A Guide to Minor Wonderworking
Posted on April 4, 2017
Long before I had four special needs children (That’s right. Four. Another just got an ASD diagnosis.), I loved to read about wonderworkers. I had been the recipient of miracles, and gratitude led me to look into the lives of these people whose lives were sacred spaces that let other people connect with God.
Think of Abraham sitting across a table from the three angels. Abraham and Sarah’s household was filled with the kind of hospitality where someone could sit at the table with God.
Think of St. Mary Magdalene, holding out an egg to an emperor in a hand that didn’t tremble because she had already seen everything that could be seen of sorrow. To sit at table with her was to sit in the midst of witness where even the food might alter before your eyes to proclaim the glory of God.
Think of St. Panteleimon, mixing prayers into his ointments and making soul medicine along with his elixirs. He had found the true theriac, the antidote for all poisons, in the love of Christ, and he shared it freely with all the sick he came across.
Think of St. Seraphim of Sarov, striving in the wildnerness for years until his heart was so warm and soft with love of God that he was no longer troubled by the cold, hard stone on which he slept. “Acquire peace within yourself, and thousands around you will be saved.” “Acquire the Holy Spirit.”
I noticed that when I tried to imitate these saints that I was very bad at it.
Even my A game was riddled with mixed motives and inadequacies of faith and execution.
I learned to ask God for help despite my weaknesses. The saints helped.
“Lord, even if I have not done anything good before Thee, do Thou help me in Thy grace to make a good beginning.” -St. John Chrysostom “Late have I loved Thee, beauty so ancient and so new, Late have I loved Thee.” -St. Augustine of Hippo “Fiat mihi secundum verbum tuum.” -Theotokos In gratitude, I named my children after them and filled my home and mind with their prayers and images to point me along the way to Christ.
I wondered what a wonderworker would look like who was in my shoes. Could a no-account, low-born, uninteresting and flawed middle-aged American woman become holy enough to have God show up at her table or pour out of her teapot or keep company with her guests?
I decided the answer to that question would be an interesting book. I started to outline it several times, but it kept going wrong. I went to my priest to talk to him about it, which I probably should have done first anyhow. (I have a tendency to like to show up with an outline in hand so there’s something to edit. That’s not always helpful.) Why did the wonderworkers work wonders? If we grow in faith, will we also work wonders?
It’s probably obvious to everyone holier than me that his answer was simple.
The wonderworkers loved God.
The gifts of God look different in every life, but the kenosis is the same. Everyone seeking God pours herself or himself out again and again in order to be filled with the love of God.
I’m a teacher. I don’t know if I’m very good at it, but then, I don’t know if Peter, James, and John were very good fishermen, either.
I opened my hand to God and gave Him what I had: a little faith, a little talent, a little learning and discipline, and the muchness of my love.
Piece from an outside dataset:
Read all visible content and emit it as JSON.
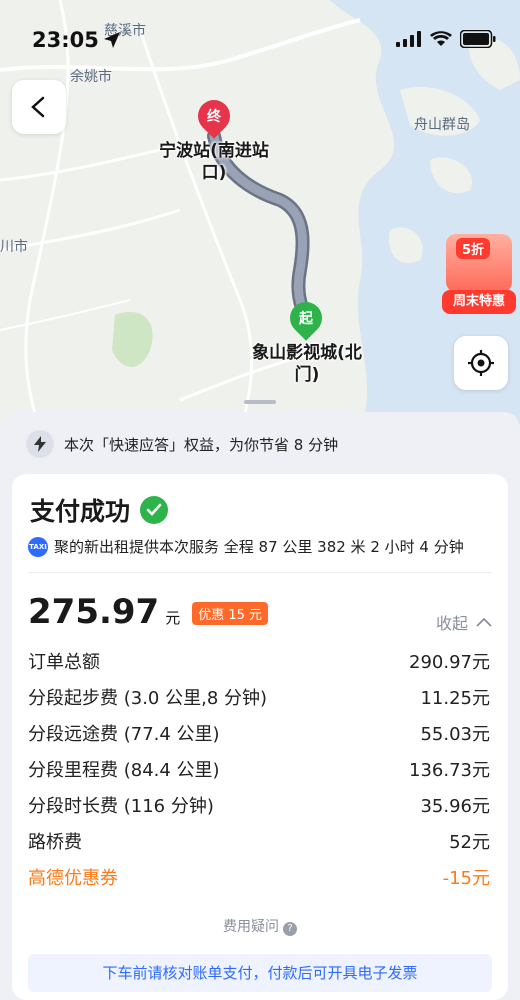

My life isn’t the sort that will be bound by university presses and shelved in reference libraries for the edification of generations. But even in my cracked little corner of the world, I have begun to see miracles.
Special needs parenting is exhausting and hard and isolating and financially draining. We could always use more money for therapies or home modifications – I mean LOTS more money, ridiculous sums that might make my saint friends smile and nod. We could always use more help – LOTS more help. Do you know how little sleep we get compared to what we’re supposed to get? I’m guessing it’s a 2:3 ratio at best. (My FitBit tells me I average 5.5 hours sleep a night, and I’m one of the lucky ones whose kids sleep pretty well.) Do you know how long it takes to design and laminate interventions? The ratio of available time to the time I need to help my children is roughly 1:12. We have a list of necessaries that are outright weird. (I have an Amazon subscribe & save for velcro. Velcro!)
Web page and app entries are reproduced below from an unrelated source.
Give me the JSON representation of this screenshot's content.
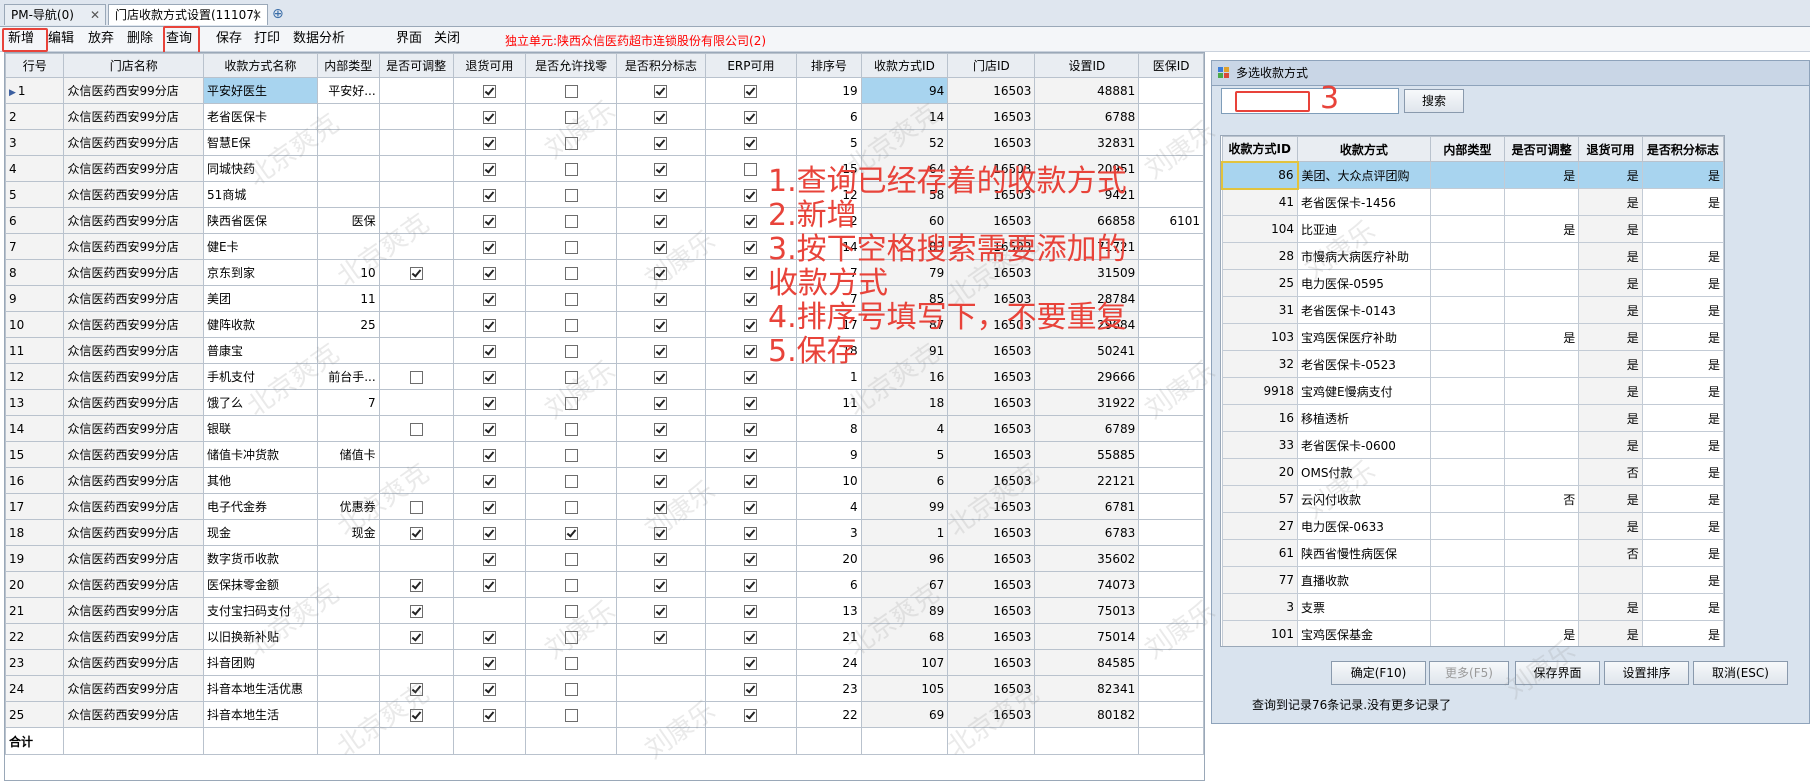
{
  "tabs": [
    {
      "label": "PM-导航(0)"
    },
    {
      "label": "门店收款方式设置(11107)"
    }
  ],
  "tab_close": "✕",
  "tab_add": "⊕",
  "toolbar": {
    "new": "新增",
    "edit": "编辑",
    "discard": "放弃",
    "delete": "删除",
    "query": "查询",
    "save": "保存",
    "print": "打印",
    "analysis": "数据分析",
    "layout": "界面",
    "close": "关闭",
    "unit": "独立单元:陕西众信医药超市连锁股份有限公司(2)"
  },
  "grid": {
    "headers": [
      "行号",
      "门店名称",
      "收款方式名称",
      "内部类型",
      "是否可调整",
      "退货可用",
      "是否允许找零",
      "是否积分标志",
      "ERP可用",
      "排序号",
      "收款方式ID",
      "门店ID",
      "设置ID",
      "医保ID"
    ],
    "rows": [
      {
        "no": "1",
        "store": "众信医药西安99分店",
        "name": "平安好医生",
        "inner": "平安好...",
        "adj": "",
        "ret": "on",
        "chg": "off",
        "pts": "on",
        "erp": "on",
        "sort": "19",
        "pid": "94",
        "sid": "16503",
        "setid": "48881",
        "yb": ""
      },
      {
        "no": "2",
        "store": "众信医药西安99分店",
        "name": "老省医保卡",
        "inner": "",
        "adj": "",
        "ret": "on",
        "chg": "off",
        "pts": "on",
        "erp": "on",
        "sort": "6",
        "pid": "14",
        "sid": "16503",
        "setid": "6788",
        "yb": ""
      },
      {
        "no": "3",
        "store": "众信医药西安99分店",
        "name": "智慧E保",
        "inner": "",
        "adj": "",
        "ret": "on",
        "chg": "off",
        "pts": "on",
        "erp": "on",
        "sort": "5",
        "pid": "52",
        "sid": "16503",
        "setid": "32831",
        "yb": ""
      },
      {
        "no": "4",
        "store": "众信医药西安99分店",
        "name": "同城快药",
        "inner": "",
        "adj": "",
        "ret": "on",
        "chg": "off",
        "pts": "on",
        "erp": "off",
        "sort": "15",
        "pid": "64",
        "sid": "16503",
        "setid": "20951",
        "yb": ""
      },
      {
        "no": "5",
        "store": "众信医药西安99分店",
        "name": "51商城",
        "inner": "",
        "adj": "",
        "ret": "on",
        "chg": "off",
        "pts": "on",
        "erp": "on",
        "sort": "12",
        "pid": "58",
        "sid": "16503",
        "setid": "9421",
        "yb": ""
      },
      {
        "no": "6",
        "store": "众信医药西安99分店",
        "name": "陕西省医保",
        "inner": "医保",
        "adj": "",
        "ret": "on",
        "chg": "off",
        "pts": "on",
        "erp": "on",
        "sort": "2",
        "pid": "60",
        "sid": "16503",
        "setid": "66858",
        "yb": "6101"
      },
      {
        "no": "7",
        "store": "众信医药西安99分店",
        "name": "健E卡",
        "inner": "",
        "adj": "",
        "ret": "on",
        "chg": "off",
        "pts": "on",
        "erp": "on",
        "sort": "14",
        "pid": "83",
        "sid": "16503",
        "setid": "71721",
        "yb": ""
      },
      {
        "no": "8",
        "store": "众信医药西安99分店",
        "name": "京东到家",
        "inner": "10",
        "adj": "on",
        "ret": "on",
        "chg": "off",
        "pts": "on",
        "erp": "on",
        "sort": "7",
        "pid": "79",
        "sid": "16503",
        "setid": "31509",
        "yb": ""
      },
      {
        "no": "9",
        "store": "众信医药西安99分店",
        "name": "美团",
        "inner": "11",
        "adj": "",
        "ret": "on",
        "chg": "off",
        "pts": "on",
        "erp": "on",
        "sort": "7",
        "pid": "85",
        "sid": "16503",
        "setid": "28784",
        "yb": ""
      },
      {
        "no": "10",
        "store": "众信医药西安99分店",
        "name": "健阵收款",
        "inner": "25",
        "adj": "",
        "ret": "on",
        "chg": "off",
        "pts": "on",
        "erp": "on",
        "sort": "17",
        "pid": "87",
        "sid": "16503",
        "setid": "29684",
        "yb": ""
      },
      {
        "no": "11",
        "store": "众信医药西安99分店",
        "name": "普康宝",
        "inner": "",
        "adj": "",
        "ret": "on",
        "chg": "off",
        "pts": "on",
        "erp": "on",
        "sort": "18",
        "pid": "91",
        "sid": "16503",
        "setid": "50241",
        "yb": ""
      },
      {
        "no": "12",
        "store": "众信医药西安99分店",
        "name": "手机支付",
        "inner": "前台手...",
        "adj": "off",
        "ret": "on",
        "chg": "off",
        "pts": "on",
        "erp": "on",
        "sort": "1",
        "pid": "16",
        "sid": "16503",
        "setid": "29666",
        "yb": ""
      },
      {
        "no": "13",
        "store": "众信医药西安99分店",
        "name": "饿了么",
        "inner": "7",
        "adj": "",
        "ret": "on",
        "chg": "off",
        "pts": "on",
        "erp": "on",
        "sort": "11",
        "pid": "18",
        "sid": "16503",
        "setid": "31922",
        "yb": ""
      },
      {
        "no": "14",
        "store": "众信医药西安99分店",
        "name": "银联",
        "inner": "",
        "adj": "off",
        "ret": "on",
        "chg": "off",
        "pts": "on",
        "erp": "on",
        "sort": "8",
        "pid": "4",
        "sid": "16503",
        "setid": "6789",
        "yb": ""
      },
      {
        "no": "15",
        "store": "众信医药西安99分店",
        "name": "储值卡冲货款",
        "inner": "储值卡",
        "adj": "",
        "ret": "on",
        "chg": "off",
        "pts": "on",
        "erp": "on",
        "sort": "9",
        "pid": "5",
        "sid": "16503",
        "setid": "55885",
        "yb": ""
      },
      {
        "no": "16",
        "store": "众信医药西安99分店",
        "name": "其他",
        "inner": "",
        "adj": "",
        "ret": "on",
        "chg": "off",
        "pts": "on",
        "erp": "on",
        "sort": "10",
        "pid": "6",
        "sid": "16503",
        "setid": "22121",
        "yb": ""
      },
      {
        "no": "17",
        "store": "众信医药西安99分店",
        "name": "电子代金券",
        "inner": "优惠券",
        "adj": "off",
        "ret": "on",
        "chg": "off",
        "pts": "on",
        "erp": "on",
        "sort": "4",
        "pid": "99",
        "sid": "16503",
        "setid": "6781",
        "yb": ""
      },
      {
        "no": "18",
        "store": "众信医药西安99分店",
        "name": "现金",
        "inner": "现金",
        "adj": "on",
        "ret": "on",
        "chg": "on",
        "pts": "on",
        "erp": "on",
        "sort": "3",
        "pid": "1",
        "sid": "16503",
        "setid": "6783",
        "yb": ""
      },
      {
        "no": "19",
        "store": "众信医药西安99分店",
        "name": "数字货币收款",
        "inner": "",
        "adj": "",
        "ret": "on",
        "chg": "off",
        "pts": "on",
        "erp": "on",
        "sort": "20",
        "pid": "96",
        "sid": "16503",
        "setid": "35602",
        "yb": ""
      },
      {
        "no": "20",
        "store": "众信医药西安99分店",
        "name": "医保抹零金额",
        "inner": "",
        "adj": "on",
        "ret": "on",
        "chg": "off",
        "pts": "on",
        "erp": "on",
        "sort": "6",
        "pid": "67",
        "sid": "16503",
        "setid": "74073",
        "yb": ""
      },
      {
        "no": "21",
        "store": "众信医药西安99分店",
        "name": "支付宝扫码支付",
        "inner": "",
        "adj": "on",
        "ret": "",
        "chg": "off",
        "pts": "on",
        "erp": "on",
        "sort": "13",
        "pid": "89",
        "sid": "16503",
        "setid": "75013",
        "yb": ""
      },
      {
        "no": "22",
        "store": "众信医药西安99分店",
        "name": "以旧换新补贴",
        "inner": "",
        "adj": "on",
        "ret": "on",
        "chg": "off",
        "pts": "on",
        "erp": "on",
        "sort": "21",
        "pid": "68",
        "sid": "16503",
        "setid": "75014",
        "yb": ""
      },
      {
        "no": "23",
        "store": "众信医药西安99分店",
        "name": "抖音团购",
        "inner": "",
        "adj": "",
        "ret": "on",
        "chg": "off",
        "pts": "",
        "erp": "on",
        "sort": "24",
        "pid": "107",
        "sid": "16503",
        "setid": "84585",
        "yb": ""
      },
      {
        "no": "24",
        "store": "众信医药西安99分店",
        "name": "抖音本地生活优惠",
        "inner": "",
        "adj": "on",
        "ret": "on",
        "chg": "off",
        "pts": "",
        "erp": "on",
        "sort": "23",
        "pid": "105",
        "sid": "16503",
        "setid": "82341",
        "yb": ""
      },
      {
        "no": "25",
        "store": "众信医药西安99分店",
        "name": "抖音本地生活",
        "inner": "",
        "adj": "on",
        "ret": "on",
        "chg": "off",
        "pts": "",
        "erp": "on",
        "sort": "22",
        "pid": "69",
        "sid": "16503",
        "setid": "80182",
        "yb": ""
      }
    ],
    "total_label": "合计"
  },
  "annotations": {
    "num1": "1",
    "num2": "2",
    "num3": "3",
    "instructions": [
      "1.查询已经存着的收款方式",
      "2.新增",
      "3.按下空格搜索需要添加的",
      "收款方式",
      "4.排序号填写下，不要重复",
      "5.保存"
    ]
  },
  "watermark": [
    "北京爽克",
    "刘康乐"
  ],
  "panel": {
    "title": "多选收款方式",
    "search_value": "",
    "search_button": "搜索",
    "headers": [
      "收款方式ID",
      "收款方式",
      "内部类型",
      "是否可调整",
      "退货可用",
      "是否积分标志"
    ],
    "rows": [
      {
        "id": "86",
        "name": "美团、大众点评团购",
        "inner": "",
        "adj": "是",
        "ret": "是",
        "pts": "是"
      },
      {
        "id": "41",
        "name": "老省医保卡-1456",
        "inner": "",
        "adj": "",
        "ret": "是",
        "pts": "是"
      },
      {
        "id": "104",
        "name": "比亚迪",
        "inner": "",
        "adj": "是",
        "ret": "是",
        "pts": ""
      },
      {
        "id": "28",
        "name": "市慢病大病医疗补助",
        "inner": "",
        "adj": "",
        "ret": "是",
        "pts": "是"
      },
      {
        "id": "25",
        "name": "电力医保-0595",
        "inner": "",
        "adj": "",
        "ret": "是",
        "pts": "是"
      },
      {
        "id": "31",
        "name": "老省医保卡-0143",
        "inner": "",
        "adj": "",
        "ret": "是",
        "pts": "是"
      },
      {
        "id": "103",
        "name": "宝鸡医保医疗补助",
        "inner": "",
        "adj": "是",
        "ret": "是",
        "pts": "是"
      },
      {
        "id": "32",
        "name": "老省医保卡-0523",
        "inner": "",
        "adj": "",
        "ret": "是",
        "pts": "是"
      },
      {
        "id": "9918",
        "name": "宝鸡健E慢病支付",
        "inner": "",
        "adj": "",
        "ret": "是",
        "pts": "是"
      },
      {
        "id": "16",
        "name": "移植透析",
        "inner": "",
        "adj": "",
        "ret": "是",
        "pts": "是"
      },
      {
        "id": "33",
        "name": "老省医保卡-0600",
        "inner": "",
        "adj": "",
        "ret": "是",
        "pts": "是"
      },
      {
        "id": "20",
        "name": "OMS付款",
        "inner": "",
        "adj": "",
        "ret": "否",
        "pts": "是"
      },
      {
        "id": "57",
        "name": "云闪付收款",
        "inner": "",
        "adj": "否",
        "ret": "是",
        "pts": "是"
      },
      {
        "id": "27",
        "name": "电力医保-0633",
        "inner": "",
        "adj": "",
        "ret": "是",
        "pts": "是"
      },
      {
        "id": "61",
        "name": "陕西省慢性病医保",
        "inner": "",
        "adj": "",
        "ret": "否",
        "pts": "是"
      },
      {
        "id": "77",
        "name": "直播收款",
        "inner": "",
        "adj": "",
        "ret": "",
        "pts": "是"
      },
      {
        "id": "3",
        "name": "支票",
        "inner": "",
        "adj": "",
        "ret": "是",
        "pts": "是"
      },
      {
        "id": "101",
        "name": "宝鸡医保基金",
        "inner": "",
        "adj": "是",
        "ret": "是",
        "pts": "是"
      }
    ],
    "buttons": {
      "ok": "确定(F10)",
      "more": "更多(F5)",
      "save_layout": "保存界面",
      "set_sort": "设置排序",
      "cancel": "取消(ESC)"
    },
    "status": "查询到记录76条记录.没有更多记录了"
  },
  "colors": {
    "selection": "#a8d4ef",
    "annotation_red": "#e8433a",
    "unit_red": "#ff0000"
  }
}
If we tell any of these things to people who don’t have special needs kids, the incomprehension adds to the isolation. But we don’t talk to people without special needs kids about it much, because we aren’t trying to complain.
We love our kids and are happy, despite their needs. It’s just that their needs have made our needs much more profound, much more visible to us.
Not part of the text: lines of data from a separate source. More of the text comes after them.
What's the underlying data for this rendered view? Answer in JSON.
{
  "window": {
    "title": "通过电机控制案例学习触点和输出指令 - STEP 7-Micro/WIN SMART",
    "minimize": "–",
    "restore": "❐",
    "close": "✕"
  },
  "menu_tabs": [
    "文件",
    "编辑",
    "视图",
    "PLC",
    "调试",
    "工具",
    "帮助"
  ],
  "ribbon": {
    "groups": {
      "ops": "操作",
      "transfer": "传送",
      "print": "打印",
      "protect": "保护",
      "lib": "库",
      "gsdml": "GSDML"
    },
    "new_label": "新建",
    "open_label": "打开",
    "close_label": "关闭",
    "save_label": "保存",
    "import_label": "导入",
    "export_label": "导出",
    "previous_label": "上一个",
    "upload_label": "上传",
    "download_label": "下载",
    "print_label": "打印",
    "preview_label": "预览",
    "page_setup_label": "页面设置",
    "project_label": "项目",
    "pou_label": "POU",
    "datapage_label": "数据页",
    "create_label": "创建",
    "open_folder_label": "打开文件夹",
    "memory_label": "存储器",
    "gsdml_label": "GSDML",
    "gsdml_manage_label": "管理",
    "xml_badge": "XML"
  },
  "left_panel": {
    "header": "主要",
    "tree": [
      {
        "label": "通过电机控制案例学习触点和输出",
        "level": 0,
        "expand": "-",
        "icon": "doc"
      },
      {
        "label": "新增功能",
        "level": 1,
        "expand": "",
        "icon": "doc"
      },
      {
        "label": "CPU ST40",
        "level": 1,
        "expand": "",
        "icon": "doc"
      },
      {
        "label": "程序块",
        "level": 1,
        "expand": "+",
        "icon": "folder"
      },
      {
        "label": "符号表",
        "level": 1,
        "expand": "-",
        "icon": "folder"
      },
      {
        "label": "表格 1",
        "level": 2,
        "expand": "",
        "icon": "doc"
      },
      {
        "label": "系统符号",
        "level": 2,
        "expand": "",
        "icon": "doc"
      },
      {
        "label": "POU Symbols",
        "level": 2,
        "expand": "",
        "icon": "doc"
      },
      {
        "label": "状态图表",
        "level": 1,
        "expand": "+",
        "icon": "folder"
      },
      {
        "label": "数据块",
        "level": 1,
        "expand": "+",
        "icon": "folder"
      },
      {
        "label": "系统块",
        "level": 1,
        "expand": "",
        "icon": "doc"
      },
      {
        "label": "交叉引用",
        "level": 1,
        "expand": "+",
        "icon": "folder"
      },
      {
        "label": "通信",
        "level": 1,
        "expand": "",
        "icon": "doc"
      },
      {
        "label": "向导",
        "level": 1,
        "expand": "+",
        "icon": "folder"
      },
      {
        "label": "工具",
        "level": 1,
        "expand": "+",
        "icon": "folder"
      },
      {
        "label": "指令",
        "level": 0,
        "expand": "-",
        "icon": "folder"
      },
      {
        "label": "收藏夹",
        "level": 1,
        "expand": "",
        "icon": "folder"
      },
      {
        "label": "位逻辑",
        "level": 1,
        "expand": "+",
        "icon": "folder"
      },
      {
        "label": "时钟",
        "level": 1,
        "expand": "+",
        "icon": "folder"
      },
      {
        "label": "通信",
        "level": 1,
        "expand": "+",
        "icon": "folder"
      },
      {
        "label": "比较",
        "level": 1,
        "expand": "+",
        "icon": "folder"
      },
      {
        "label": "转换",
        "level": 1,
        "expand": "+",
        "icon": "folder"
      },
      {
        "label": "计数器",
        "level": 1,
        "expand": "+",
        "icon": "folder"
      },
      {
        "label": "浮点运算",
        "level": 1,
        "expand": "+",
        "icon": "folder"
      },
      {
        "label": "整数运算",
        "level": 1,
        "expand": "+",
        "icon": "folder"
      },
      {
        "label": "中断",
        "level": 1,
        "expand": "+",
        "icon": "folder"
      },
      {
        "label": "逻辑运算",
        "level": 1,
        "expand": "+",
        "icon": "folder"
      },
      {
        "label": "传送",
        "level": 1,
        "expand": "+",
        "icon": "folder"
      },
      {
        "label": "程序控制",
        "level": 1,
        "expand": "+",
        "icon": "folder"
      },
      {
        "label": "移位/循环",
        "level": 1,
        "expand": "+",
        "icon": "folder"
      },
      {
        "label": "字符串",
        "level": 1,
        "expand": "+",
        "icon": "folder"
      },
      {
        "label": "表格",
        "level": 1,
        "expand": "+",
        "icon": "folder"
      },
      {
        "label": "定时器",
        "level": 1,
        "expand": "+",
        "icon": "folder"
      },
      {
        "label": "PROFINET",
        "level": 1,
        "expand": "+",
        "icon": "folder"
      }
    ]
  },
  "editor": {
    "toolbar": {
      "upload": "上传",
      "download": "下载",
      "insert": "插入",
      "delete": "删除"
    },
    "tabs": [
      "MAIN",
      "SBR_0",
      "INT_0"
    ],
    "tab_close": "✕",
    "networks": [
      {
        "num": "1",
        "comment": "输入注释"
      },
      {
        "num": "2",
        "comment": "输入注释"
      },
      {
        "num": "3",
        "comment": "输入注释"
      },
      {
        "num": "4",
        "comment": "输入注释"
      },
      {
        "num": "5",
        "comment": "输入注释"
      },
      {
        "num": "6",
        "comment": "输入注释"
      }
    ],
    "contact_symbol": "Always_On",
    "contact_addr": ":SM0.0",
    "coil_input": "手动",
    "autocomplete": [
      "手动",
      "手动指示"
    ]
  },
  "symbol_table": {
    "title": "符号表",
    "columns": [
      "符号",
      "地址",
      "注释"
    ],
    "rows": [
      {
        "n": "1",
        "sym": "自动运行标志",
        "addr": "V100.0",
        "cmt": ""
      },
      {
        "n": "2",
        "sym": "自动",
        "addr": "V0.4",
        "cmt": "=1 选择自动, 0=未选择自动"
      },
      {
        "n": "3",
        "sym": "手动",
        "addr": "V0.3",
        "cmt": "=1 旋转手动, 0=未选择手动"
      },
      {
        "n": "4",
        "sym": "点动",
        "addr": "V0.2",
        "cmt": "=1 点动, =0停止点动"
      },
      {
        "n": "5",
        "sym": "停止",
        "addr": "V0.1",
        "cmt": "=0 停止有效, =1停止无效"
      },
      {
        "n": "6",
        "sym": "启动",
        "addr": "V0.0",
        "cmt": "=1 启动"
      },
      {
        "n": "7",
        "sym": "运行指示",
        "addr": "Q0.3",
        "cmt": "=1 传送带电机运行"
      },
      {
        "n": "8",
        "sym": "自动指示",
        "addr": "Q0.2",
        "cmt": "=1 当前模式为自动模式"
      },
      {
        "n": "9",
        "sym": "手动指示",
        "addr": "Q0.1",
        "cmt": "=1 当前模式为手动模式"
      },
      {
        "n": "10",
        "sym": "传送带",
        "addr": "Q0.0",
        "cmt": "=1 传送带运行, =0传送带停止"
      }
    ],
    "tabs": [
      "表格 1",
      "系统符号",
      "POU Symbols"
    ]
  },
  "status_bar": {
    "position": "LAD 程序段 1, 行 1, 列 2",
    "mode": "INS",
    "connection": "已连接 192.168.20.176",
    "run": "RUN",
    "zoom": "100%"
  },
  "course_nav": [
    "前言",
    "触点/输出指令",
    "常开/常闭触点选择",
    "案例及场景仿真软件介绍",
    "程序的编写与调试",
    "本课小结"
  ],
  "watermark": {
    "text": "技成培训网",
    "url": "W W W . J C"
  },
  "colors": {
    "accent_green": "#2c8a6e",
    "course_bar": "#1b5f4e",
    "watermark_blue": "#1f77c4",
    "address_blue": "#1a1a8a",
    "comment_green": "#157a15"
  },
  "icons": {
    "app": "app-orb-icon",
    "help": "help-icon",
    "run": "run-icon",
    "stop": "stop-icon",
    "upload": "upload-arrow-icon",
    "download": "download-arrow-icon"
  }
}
Holiness is always particular, always embodied in a person, place, and time. As I struggled to address my children’s needs and my own needs and to pour them out in love, I came to see that holiness can look like needing God.
I’m never going to be good at this mom/life/Christian thing. But I’m getting better at knowing that I need help. I’m getting better at grabbing hold to the human chain of saints pulling me back toward the center of life in love with God.
I’m getting better at being God’s needy kid. And I’m starting to see wonders.